Inmates moving through the country's new $300 million prison will be able to track their path to freedom.
As they get closer to the main gatehouse, they are nearing their release date.
The jail, which covers 17ha at Wiri in the southwest of Auckland, is laid out according to the prisoner's journey.
Factors deciding where they are on the site include the seriousness of offending, length of sentence, level of risk and behaviour within the walls.
"The design mirrors your own personal journey," says John Holyoake, transition director from private British-owned corrections operator Serco New Zealand.
"So the highest level of security is farthermost from the exit. The concept of punishment has been removed. Instead, this is about rehabilitation and reintegration."
Medium-security prisoners will be in one of three big double-storey X-shaped "house blocks", with a control station in the centre.
Those deemed a lower security risk and perhaps nearing the end of their terms will gradually shift into "residences" from which they might leave to work in jobs outside the corrections facility.
Inmates will have computers in their cells, with streams of viewing available: free-to-air television channels and educational information, designed to enhance their vocations or careers once they are out, Holyoake says.
At allegations of comfort, Holyoake quips: "It will be an environment where people feel supported and respected."
Madeleine Rose of the Howard League for Penal Reform says New Zealand should not be building new prisons because once up, they are filled.
However, she indicated some support for models like Wiri.
"Independent living units, or self-care units, are to be encouraged," she said, because that provides a more progressive environment where prisoners can look after themselves, and build skills in cooking, budgeting, self-care and living with others.
"Prisoners within such units may also have the ability to participate in 'work for release' schemes, where they undertake work for employers outside the prison gates.
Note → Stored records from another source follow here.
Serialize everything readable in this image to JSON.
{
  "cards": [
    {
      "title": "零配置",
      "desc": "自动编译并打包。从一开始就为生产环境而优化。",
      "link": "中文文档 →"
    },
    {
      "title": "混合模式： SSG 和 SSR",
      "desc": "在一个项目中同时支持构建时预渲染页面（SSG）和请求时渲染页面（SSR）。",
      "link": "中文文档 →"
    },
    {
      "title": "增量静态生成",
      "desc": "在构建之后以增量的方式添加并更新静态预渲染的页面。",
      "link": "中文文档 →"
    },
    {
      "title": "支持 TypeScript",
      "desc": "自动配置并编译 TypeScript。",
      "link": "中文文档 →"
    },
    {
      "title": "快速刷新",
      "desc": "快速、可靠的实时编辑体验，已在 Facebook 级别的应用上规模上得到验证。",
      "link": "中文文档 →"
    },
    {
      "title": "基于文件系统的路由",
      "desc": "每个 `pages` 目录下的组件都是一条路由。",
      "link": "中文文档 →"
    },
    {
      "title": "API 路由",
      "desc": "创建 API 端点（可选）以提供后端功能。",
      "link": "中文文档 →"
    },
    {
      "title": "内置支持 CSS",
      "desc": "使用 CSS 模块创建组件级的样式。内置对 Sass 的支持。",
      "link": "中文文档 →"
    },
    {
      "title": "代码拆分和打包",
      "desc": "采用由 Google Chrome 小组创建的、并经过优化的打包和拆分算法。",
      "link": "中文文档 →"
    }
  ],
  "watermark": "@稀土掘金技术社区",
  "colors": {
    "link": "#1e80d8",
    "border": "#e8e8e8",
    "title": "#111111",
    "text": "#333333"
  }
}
These schemes are shown to be successful in developing new skills building a strong work ethic, and facilitating positive social interactions between the prisoner and the community," she said. "In doing so, these schemes as well as the independent units, provide a rehabilitative opportunity that can assist the prisoner to lead a positive life on release."
But overall, the league wants nothing like Wiri, calling instead for a steady reduction in jailed numbers.
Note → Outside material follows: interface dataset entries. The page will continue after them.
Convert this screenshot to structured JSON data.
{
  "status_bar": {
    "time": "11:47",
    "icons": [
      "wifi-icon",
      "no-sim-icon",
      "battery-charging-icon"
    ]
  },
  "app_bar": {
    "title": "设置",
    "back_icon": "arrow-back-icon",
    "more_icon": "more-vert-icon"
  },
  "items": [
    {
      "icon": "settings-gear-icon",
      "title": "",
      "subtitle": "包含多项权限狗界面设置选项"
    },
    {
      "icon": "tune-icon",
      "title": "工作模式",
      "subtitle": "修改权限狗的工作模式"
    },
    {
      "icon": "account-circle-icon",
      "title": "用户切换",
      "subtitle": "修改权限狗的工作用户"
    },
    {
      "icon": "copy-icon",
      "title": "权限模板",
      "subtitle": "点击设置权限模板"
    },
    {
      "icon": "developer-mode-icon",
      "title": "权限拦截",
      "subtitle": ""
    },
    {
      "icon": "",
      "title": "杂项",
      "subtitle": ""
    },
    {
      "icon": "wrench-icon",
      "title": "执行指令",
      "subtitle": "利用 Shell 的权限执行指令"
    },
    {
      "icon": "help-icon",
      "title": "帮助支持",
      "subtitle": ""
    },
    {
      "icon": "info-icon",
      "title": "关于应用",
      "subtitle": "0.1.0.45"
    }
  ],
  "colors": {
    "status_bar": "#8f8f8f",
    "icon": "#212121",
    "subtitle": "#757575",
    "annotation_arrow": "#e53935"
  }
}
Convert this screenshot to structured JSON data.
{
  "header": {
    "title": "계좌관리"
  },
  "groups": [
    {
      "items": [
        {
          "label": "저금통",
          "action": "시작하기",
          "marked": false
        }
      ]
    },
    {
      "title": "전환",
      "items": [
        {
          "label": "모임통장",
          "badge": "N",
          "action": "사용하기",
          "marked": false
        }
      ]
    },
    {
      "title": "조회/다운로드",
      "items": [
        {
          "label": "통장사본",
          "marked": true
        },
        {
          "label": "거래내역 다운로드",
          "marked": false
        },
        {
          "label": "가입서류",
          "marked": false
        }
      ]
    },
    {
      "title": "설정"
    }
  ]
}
Those involved in Wiri says it breaks the mould in terms of new prisons because it is a public-private partnership (PPP) between the Department of Corrections and SecureFuture comprising builder Fletcher Construction, maintenance specialist Spotless and operator Serco New Zealand with a 25-year contract. Buildings are designed by architects Mode Design of Australia and Peddle Thorp, working with Beca and SKM.
A Serco spokeswoman said Wiri was the country's first public private corrections development and the single largest PPP, far bigger than two new Hobsonville schools.
The new facility was needed, she said "so the Department of Corrections can manage capacity in Auckland. At present, prisoners from the Auckland area are housed in facilities outside the city which in turn displaces prisoners from their home regions to other areas. It's important that prisoners remain in the area they come from so they can stay close to family and whanau".
Donal Lynch, Fletcher's project manager, said the Wiri job was different to most commercial jobs because materials and construction techniques had to create far more secure, durable and robust structures.
Serco already operates Mt Eden Corrections Facility and will double its presence here in 2015 with the completion of Wiri, which is adjacent to the Auckland Region Women's Corrections Facility.
Cages or wire walkways are rejected for Wiri's more open campus-style facility.
The perimeter fence is steel mesh in parts with pre-cast concrete panels where visual or acoustic barriers are needed to separate the men's from the women's facilities.
Double-bunk and single-bunk rooms in the three more secure house blocks at the men's prison are 8.6sq m in size.
"This will be the world's best new prison," says Holyoake.
Near the gatehouse, things are quite different at the cluster of low-security residences.
"Up to 24 prisoners will live in each of the residences, two levels high, almost like a motel unit. They will have their own bedrooms and a budget to buy their food and some people will be learning social skills they never had. Some of the people in here will be working on the outside too," Holyoake said.
A video "fly-through" emphasises the more innovative layout: "The facility is organised around a strong cultural heart that connects and links to a circulation spine that organises the main cluster of prison buildings."